[Aim of the task]
Give only the number of lines in the records that include the string "Levels".

[Entries taken from a collection]
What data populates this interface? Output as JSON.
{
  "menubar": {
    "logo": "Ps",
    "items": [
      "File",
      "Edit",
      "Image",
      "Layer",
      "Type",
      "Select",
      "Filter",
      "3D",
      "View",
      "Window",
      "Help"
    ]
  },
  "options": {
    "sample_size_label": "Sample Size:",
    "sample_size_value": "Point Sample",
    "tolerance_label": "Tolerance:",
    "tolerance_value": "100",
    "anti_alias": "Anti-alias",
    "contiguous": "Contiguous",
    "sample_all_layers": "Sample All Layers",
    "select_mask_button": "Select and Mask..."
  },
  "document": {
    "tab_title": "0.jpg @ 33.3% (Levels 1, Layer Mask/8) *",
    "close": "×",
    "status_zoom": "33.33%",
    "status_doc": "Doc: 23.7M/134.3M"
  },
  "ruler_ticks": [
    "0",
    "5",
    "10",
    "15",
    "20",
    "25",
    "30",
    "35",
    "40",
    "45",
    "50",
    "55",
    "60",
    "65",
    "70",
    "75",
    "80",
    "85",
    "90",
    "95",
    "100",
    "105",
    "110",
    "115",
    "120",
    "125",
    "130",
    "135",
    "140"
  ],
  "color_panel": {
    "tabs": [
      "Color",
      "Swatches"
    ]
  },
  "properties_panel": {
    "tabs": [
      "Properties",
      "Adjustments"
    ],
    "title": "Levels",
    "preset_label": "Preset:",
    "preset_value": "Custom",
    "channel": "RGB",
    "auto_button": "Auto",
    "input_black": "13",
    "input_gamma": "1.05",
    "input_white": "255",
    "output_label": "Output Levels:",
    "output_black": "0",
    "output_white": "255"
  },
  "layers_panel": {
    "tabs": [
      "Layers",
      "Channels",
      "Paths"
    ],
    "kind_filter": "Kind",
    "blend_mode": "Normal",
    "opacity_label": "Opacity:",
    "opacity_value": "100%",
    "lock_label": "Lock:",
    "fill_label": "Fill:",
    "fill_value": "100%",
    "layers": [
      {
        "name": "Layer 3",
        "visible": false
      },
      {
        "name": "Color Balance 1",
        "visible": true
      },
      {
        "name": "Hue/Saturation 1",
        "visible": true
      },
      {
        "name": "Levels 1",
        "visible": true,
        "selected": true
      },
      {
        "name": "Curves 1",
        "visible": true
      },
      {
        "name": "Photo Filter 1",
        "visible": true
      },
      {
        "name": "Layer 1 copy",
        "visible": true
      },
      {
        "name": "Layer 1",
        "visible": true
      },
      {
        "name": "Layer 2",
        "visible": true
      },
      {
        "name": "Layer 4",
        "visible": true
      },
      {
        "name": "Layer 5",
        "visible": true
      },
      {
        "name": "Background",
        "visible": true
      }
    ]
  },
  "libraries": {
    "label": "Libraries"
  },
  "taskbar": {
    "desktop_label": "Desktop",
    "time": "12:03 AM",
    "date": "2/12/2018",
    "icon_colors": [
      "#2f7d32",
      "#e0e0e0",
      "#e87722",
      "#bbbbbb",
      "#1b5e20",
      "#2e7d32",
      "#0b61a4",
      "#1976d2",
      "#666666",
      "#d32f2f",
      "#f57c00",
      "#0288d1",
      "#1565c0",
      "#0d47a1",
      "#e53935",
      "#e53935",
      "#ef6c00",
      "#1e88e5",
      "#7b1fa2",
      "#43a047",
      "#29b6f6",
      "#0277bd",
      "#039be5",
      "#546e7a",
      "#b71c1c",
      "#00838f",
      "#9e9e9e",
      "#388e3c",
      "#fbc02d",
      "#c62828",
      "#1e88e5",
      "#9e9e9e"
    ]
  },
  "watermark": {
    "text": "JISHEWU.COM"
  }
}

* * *

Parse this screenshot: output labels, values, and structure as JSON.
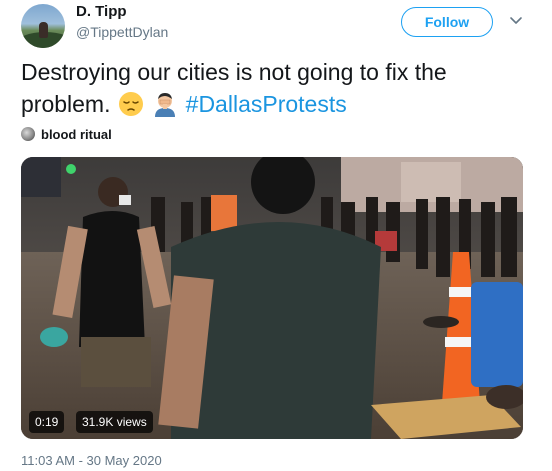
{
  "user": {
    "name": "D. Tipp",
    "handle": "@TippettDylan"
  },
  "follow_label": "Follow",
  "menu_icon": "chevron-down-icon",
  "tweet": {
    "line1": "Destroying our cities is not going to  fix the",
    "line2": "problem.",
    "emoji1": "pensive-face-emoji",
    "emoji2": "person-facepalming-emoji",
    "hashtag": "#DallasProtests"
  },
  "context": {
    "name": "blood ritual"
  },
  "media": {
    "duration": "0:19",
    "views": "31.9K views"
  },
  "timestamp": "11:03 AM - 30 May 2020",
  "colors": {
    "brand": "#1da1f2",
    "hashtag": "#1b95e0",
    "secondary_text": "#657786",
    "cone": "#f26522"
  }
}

[Exercise response]
4